The United States ought to be changing the Pakistani military and intelligence service's calculation of how it views Pakistan's vital interests. And in this regard the U.S. relationship with India holds the key to a new policy. President George W. Bush's administration built the strongest relationship the United States has had with India since its independence. As a country the United States under the Bush administration had the highest poll ratings in India since 1947 which reflected public support for this new strategic relationship. The de facto consequence of this policy was to apply heavy, yet subtle and constant, pressure on Pakistan, even if the U.S.-India relationship made sense for other reasons which had nothing to do with Pakistan. The United States and India are both robust democracies, share a common interest in combating international terrorism, and have a mutual interest in greater economic cooperation—our two economies are increasingly tied together.

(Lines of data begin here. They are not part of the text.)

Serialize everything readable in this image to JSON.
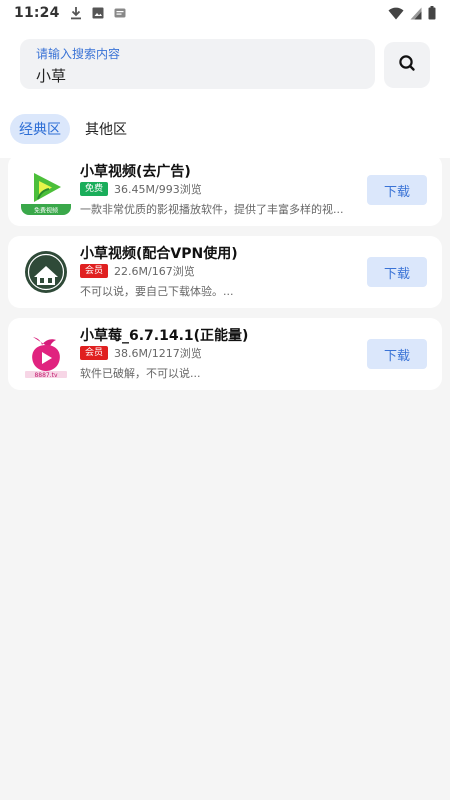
{
  "status_bar": {
    "time": "11:24",
    "left_icons": [
      "download-icon",
      "image-icon",
      "message-icon"
    ],
    "right_icons": [
      "wifi-icon",
      "signal-icon",
      "battery-icon"
    ]
  },
  "search": {
    "placeholder": "请输入搜索内容",
    "value": "小草",
    "button_icon": "search-icon"
  },
  "tabs": [
    {
      "label": "经典区",
      "active": true
    },
    {
      "label": "其他区",
      "active": false
    }
  ],
  "apps": [
    {
      "title": "小草视频(去广告)",
      "badge": "免费",
      "badge_color": "#1aad5a",
      "meta": "36.45M/993浏览",
      "description": "一款非常优质的影视播放软件，提供了丰富多样的视...",
      "download_label": "下载",
      "icon": "grass-video-logo",
      "icon_caption": "免费视频"
    },
    {
      "title": "小草视频(配合VPN使用)",
      "badge": "会员",
      "badge_color": "#e02020",
      "meta": "22.6M/167浏览",
      "description": "不可以说，要自己下载体验。...",
      "download_label": "下载",
      "icon": "house-logo"
    },
    {
      "title": "小草莓_6.7.14.1(正能量)",
      "badge": "会员",
      "badge_color": "#e02020",
      "meta": "38.6M/1217浏览",
      "description": "软件已破解，不可以说...",
      "download_label": "下载",
      "icon": "strawberry-logo",
      "icon_caption": "8887.tv"
    }
  ],
  "colors": {
    "accent": "#3a73d6",
    "tab_active_bg": "#dbe7fb",
    "badge_free": "#1aad5a",
    "badge_vip": "#e02020"
  }
}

When the Obama administration took office it made an about face and distanced itself from India, presumably to make Pakistan feel more secure and thus encourage greater cooperation with the United States in Afghanistan. This about face encouraged Pakistan to move some of its military forces to the Afghan border in the west from the Indian-Pakistan border in the east, where most of its army had been positioned for the past half century. This was theoretically done to support the counterinsurgency effort against Taliban bases in Pakistan. But that effort has been a failure, as the Camp Bastion attack demonstrates.
A confrontational U.S. policy towards Pakistan right now would be unwise and imprudent, as it would undermine a weak civilian government in Islamabad, and give fodder to radical Islamists in the country who continue to launch violent attacks against the central government. The United States should instead send a subtle yet clear message around the civilian government in Islamabad directly to those elements of the Pakistan military and intelligence service which have been playing a game of shadows in supporting radical Islam and Taliban attacks in Afghanistan undermining the country's internal stability. The United States should exercise this other option, which is to renew and strengthen the natural, long-term strategic alliance with India based on shared interests and common values. That strategic alliance with India made sense a decade ago, and it makes sense now. Einstein once said that one definition of insanity is to do the same thing over and over again expecting a different result. The United States should abandon a policy which has repeatedly failed and choose a new route.